**MATERIAL SUPPLIED:**
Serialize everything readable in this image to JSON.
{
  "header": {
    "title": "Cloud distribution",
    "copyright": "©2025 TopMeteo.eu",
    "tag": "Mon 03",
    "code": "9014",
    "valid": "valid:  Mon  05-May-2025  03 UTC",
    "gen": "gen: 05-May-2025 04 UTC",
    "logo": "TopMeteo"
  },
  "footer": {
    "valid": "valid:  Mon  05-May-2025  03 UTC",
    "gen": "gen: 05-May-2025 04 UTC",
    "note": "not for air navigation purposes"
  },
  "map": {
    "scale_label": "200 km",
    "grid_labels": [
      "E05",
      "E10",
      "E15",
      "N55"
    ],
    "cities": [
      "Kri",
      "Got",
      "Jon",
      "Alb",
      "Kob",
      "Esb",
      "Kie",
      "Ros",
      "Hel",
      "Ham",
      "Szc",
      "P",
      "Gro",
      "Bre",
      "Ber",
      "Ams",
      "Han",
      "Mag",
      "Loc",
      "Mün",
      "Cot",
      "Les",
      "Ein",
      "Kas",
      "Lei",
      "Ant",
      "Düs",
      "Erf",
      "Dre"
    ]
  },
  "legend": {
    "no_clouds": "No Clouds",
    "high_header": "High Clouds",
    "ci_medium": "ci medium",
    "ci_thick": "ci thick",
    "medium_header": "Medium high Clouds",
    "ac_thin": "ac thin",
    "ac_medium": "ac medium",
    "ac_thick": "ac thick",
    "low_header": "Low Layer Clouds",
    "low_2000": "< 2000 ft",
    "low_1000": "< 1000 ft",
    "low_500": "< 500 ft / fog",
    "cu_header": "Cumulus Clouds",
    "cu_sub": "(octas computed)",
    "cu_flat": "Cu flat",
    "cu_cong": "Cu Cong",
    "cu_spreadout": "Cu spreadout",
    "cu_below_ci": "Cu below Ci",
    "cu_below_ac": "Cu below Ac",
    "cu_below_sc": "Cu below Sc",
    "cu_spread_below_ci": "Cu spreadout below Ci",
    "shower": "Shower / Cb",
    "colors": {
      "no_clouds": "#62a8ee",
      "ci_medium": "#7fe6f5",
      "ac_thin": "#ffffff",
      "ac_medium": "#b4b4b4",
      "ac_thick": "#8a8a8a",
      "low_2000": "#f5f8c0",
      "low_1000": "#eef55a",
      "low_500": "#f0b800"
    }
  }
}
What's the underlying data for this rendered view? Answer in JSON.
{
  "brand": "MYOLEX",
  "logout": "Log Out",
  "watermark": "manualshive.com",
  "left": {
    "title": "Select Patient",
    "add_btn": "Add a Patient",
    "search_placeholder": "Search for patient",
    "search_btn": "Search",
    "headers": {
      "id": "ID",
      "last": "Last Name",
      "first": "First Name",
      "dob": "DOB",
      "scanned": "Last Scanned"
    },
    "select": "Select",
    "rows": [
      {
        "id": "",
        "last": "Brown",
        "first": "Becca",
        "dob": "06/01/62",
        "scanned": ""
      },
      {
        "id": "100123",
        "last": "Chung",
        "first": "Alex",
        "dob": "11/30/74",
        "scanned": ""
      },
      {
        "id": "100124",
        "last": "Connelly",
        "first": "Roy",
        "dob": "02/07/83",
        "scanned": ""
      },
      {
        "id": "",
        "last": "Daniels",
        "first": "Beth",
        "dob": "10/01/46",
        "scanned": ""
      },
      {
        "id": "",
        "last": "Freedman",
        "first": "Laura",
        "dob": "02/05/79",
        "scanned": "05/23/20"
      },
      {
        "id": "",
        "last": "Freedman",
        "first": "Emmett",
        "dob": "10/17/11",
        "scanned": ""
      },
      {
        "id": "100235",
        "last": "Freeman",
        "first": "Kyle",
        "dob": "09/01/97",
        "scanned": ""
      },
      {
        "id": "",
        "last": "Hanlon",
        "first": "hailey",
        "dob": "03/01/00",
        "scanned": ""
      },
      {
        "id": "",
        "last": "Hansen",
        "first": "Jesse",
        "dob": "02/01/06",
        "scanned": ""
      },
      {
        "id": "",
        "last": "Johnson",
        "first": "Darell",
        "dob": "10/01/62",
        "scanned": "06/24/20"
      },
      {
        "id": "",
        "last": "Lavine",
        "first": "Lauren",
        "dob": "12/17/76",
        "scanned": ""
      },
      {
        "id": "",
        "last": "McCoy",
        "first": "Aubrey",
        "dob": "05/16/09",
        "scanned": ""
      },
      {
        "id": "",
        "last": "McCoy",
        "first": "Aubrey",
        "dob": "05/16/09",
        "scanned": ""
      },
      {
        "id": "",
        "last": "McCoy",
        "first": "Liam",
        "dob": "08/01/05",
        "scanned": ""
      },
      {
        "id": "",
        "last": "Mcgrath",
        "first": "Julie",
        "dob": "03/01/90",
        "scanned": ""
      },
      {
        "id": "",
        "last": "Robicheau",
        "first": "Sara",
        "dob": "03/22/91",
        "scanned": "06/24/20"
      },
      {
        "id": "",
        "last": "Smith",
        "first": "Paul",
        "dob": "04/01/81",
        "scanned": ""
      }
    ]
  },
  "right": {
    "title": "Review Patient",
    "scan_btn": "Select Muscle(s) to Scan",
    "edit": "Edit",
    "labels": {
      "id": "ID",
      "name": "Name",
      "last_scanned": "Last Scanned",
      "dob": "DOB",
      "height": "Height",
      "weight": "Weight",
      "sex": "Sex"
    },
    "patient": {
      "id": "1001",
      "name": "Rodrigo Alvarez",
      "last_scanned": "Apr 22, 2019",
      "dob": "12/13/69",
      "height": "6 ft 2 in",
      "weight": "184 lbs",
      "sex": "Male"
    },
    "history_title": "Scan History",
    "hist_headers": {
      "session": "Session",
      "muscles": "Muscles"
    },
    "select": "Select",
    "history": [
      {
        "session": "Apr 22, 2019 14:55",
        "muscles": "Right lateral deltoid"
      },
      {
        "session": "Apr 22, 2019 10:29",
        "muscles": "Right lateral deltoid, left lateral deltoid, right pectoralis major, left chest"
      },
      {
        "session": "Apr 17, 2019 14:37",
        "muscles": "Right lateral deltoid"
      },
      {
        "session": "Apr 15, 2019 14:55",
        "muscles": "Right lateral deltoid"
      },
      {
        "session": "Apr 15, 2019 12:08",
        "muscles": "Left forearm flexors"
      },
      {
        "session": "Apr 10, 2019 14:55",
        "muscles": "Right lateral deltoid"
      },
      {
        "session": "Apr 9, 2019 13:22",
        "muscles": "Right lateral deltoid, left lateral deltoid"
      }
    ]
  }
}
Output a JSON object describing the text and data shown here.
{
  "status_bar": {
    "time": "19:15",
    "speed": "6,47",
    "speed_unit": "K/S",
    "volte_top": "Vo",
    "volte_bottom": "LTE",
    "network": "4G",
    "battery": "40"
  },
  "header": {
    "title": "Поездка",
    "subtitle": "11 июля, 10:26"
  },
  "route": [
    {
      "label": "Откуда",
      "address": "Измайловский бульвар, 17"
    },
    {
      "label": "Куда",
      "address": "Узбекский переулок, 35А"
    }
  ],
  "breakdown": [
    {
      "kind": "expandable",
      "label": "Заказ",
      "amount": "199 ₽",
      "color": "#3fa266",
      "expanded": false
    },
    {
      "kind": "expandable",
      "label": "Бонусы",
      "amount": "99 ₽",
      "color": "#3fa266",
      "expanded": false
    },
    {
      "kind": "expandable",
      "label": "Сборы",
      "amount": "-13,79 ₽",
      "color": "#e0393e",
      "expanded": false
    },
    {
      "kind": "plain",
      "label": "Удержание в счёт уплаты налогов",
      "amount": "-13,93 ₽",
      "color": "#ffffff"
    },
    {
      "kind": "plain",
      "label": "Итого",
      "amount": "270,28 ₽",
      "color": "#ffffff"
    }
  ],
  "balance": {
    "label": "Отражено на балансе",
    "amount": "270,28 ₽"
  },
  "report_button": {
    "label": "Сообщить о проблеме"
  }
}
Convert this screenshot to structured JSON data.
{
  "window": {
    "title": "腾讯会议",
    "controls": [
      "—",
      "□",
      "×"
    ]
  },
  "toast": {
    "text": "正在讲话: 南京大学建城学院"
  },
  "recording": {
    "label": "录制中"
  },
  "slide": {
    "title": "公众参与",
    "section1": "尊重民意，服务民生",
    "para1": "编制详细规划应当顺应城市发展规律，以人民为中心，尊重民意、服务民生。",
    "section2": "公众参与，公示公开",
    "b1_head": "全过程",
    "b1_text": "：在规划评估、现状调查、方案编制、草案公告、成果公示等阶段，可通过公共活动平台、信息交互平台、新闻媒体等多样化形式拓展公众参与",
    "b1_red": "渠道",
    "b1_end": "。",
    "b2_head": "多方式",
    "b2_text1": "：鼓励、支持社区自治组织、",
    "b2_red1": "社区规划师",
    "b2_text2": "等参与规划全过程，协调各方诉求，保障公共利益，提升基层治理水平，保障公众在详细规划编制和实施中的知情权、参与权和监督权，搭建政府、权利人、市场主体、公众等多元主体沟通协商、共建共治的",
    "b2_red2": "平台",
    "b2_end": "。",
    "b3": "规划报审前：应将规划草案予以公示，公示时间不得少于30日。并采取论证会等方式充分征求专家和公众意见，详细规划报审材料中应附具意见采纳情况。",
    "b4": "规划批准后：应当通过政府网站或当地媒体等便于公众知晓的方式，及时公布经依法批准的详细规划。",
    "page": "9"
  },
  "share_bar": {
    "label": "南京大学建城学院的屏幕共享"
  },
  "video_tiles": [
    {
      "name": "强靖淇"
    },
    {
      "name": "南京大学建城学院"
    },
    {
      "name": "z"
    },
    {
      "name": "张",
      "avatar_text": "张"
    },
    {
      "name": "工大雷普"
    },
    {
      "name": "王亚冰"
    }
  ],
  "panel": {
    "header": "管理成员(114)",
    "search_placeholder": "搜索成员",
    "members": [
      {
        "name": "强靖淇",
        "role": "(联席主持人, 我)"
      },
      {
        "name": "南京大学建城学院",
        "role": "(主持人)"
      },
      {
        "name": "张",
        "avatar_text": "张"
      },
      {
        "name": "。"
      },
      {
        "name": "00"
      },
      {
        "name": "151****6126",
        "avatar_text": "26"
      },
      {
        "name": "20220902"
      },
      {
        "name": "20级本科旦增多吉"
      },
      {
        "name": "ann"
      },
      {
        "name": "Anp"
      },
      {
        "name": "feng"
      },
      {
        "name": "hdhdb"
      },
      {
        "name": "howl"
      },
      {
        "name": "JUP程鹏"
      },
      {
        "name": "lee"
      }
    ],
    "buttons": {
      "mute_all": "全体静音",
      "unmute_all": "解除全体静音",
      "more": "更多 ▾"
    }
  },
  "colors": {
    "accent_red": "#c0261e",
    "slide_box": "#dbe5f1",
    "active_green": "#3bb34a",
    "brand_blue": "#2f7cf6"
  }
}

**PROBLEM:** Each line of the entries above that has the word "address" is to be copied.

**WRITTEN SOLUTION:**
      "address": "Измайловский бульвар, 17"
      "address": "Узбекский переулок, 35А"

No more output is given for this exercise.